(Exercise data)
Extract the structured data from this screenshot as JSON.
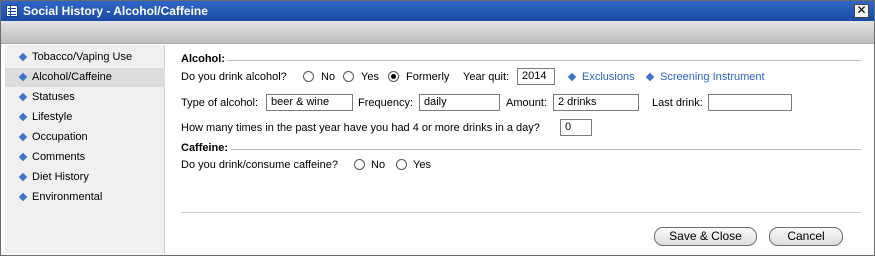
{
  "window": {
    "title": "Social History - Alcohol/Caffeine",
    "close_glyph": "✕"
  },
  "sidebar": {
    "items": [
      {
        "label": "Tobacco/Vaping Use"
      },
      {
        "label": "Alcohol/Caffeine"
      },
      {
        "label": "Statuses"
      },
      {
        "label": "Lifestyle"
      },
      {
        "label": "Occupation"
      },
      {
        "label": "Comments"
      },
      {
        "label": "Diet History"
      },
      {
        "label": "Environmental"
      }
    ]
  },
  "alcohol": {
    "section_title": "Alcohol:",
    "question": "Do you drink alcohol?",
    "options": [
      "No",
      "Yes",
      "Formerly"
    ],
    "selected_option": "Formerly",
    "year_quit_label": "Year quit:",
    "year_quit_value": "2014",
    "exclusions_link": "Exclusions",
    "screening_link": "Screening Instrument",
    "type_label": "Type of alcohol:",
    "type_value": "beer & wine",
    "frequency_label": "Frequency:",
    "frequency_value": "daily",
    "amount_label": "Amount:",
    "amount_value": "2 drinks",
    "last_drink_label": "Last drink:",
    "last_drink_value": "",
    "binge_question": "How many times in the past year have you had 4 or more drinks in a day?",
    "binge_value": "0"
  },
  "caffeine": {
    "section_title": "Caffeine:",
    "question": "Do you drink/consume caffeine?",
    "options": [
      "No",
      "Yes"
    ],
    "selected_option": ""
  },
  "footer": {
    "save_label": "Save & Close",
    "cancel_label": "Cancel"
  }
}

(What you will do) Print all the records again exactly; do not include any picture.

(Output of the task)
Extract the structured data from this screenshot as JSON.
{
  "window": {
    "title": "Social History - Alcohol/Caffeine",
    "close_glyph": "✕"
  },
  "sidebar": {
    "items": [
      {
        "label": "Tobacco/Vaping Use"
      },
      {
        "label": "Alcohol/Caffeine"
      },
      {
        "label": "Statuses"
      },
      {
        "label": "Lifestyle"
      },
      {
        "label": "Occupation"
      },
      {
        "label": "Comments"
      },
      {
        "label": "Diet History"
      },
      {
        "label": "Environmental"
      }
    ]
  },
  "alcohol": {
    "section_title": "Alcohol:",
    "question": "Do you drink alcohol?",
    "options": [
      "No",
      "Yes",
      "Formerly"
    ],
    "selected_option": "Formerly",
    "year_quit_label": "Year quit:",
    "year_quit_value": "2014",
    "exclusions_link": "Exclusions",
    "screening_link": "Screening Instrument",
    "type_label": "Type of alcohol:",
    "type_value": "beer & wine",
    "frequency_label": "Frequency:",
    "frequency_value": "daily",
    "amount_label": "Amount:",
    "amount_value": "2 drinks",
    "last_drink_label": "Last drink:",
    "last_drink_value": "",
    "binge_question": "How many times in the past year have you had 4 or more drinks in a day?",
    "binge_value": "0"
  },
  "caffeine": {
    "section_title": "Caffeine:",
    "question": "Do you drink/consume caffeine?",
    "options": [
      "No",
      "Yes"
    ],
    "selected_option": ""
  },
  "footer": {
    "save_label": "Save & Close",
    "cancel_label": "Cancel"
  }
}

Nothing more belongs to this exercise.